# TASK TO CARRY OUT
Show every line of the data that contains the string "heading".

# SUPPLIED MATERIAL
# # # # # # #
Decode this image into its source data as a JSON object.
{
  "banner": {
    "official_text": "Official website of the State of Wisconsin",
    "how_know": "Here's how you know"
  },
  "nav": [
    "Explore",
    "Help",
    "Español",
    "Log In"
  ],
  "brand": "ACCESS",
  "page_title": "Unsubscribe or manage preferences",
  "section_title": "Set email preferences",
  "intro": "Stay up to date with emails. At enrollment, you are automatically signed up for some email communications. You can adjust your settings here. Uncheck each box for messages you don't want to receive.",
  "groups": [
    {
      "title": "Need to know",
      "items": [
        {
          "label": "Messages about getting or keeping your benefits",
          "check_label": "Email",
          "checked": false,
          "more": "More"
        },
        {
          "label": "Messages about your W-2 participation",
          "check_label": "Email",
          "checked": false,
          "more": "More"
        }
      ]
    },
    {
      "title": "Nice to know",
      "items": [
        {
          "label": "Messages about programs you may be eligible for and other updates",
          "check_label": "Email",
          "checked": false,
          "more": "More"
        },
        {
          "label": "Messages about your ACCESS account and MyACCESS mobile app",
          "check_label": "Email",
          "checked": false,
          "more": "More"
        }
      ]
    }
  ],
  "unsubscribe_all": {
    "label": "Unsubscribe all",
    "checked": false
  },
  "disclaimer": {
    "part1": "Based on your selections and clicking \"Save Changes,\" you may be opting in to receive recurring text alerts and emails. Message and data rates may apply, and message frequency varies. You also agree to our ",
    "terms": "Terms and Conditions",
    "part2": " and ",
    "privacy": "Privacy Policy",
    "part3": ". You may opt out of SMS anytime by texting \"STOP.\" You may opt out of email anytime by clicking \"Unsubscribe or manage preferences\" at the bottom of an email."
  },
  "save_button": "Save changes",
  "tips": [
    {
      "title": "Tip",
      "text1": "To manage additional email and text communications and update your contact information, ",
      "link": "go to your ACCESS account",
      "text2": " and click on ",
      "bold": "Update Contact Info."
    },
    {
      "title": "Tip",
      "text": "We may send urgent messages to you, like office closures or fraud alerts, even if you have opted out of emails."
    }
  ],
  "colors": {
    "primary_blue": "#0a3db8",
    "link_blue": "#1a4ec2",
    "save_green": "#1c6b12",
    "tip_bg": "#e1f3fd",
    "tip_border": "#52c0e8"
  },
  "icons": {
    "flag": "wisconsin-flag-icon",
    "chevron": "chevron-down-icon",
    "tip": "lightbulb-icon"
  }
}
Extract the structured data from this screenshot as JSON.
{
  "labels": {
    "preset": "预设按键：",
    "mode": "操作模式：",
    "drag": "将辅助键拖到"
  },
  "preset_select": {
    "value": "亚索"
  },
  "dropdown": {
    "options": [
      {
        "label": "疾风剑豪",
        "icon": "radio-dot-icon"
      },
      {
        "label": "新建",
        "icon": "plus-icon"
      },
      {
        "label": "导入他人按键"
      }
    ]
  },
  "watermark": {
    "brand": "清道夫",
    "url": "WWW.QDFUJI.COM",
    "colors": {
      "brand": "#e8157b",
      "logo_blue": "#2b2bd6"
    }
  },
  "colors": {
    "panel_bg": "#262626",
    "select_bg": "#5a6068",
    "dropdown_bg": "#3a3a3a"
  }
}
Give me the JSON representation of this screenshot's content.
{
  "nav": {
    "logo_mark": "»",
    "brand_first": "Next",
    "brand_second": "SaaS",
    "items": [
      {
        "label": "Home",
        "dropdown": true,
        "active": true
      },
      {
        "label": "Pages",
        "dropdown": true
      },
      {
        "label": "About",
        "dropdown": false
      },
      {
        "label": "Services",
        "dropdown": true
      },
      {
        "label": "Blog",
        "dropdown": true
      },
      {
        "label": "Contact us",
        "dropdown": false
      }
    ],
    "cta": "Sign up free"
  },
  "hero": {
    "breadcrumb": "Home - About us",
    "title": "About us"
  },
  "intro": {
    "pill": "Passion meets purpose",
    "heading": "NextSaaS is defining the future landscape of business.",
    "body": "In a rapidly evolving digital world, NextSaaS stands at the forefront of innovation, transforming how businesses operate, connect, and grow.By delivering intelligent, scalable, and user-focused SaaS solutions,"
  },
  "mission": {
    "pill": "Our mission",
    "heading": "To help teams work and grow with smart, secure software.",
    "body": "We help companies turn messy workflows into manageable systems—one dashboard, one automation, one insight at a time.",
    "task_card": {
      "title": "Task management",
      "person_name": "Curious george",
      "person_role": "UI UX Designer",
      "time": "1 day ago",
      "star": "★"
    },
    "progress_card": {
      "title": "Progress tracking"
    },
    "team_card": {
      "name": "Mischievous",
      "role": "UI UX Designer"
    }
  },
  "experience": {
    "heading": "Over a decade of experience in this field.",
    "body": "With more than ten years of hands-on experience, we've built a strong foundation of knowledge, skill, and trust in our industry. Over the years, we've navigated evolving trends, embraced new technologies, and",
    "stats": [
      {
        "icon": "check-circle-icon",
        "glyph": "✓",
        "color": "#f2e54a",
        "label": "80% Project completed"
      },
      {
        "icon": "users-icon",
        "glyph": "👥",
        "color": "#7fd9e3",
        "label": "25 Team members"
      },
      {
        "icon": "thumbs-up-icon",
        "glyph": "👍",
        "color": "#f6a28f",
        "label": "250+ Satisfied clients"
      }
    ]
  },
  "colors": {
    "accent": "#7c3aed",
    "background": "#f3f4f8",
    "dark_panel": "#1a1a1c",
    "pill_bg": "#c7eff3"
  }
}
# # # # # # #
# OUTPUT FOR THIS EXERCISE
    "heading": "NextSaaS is defining the future landscape of business.",
    "heading": "To help teams work and grow with smart, secure software.",
    "heading": "Over a decade of experience in this field.",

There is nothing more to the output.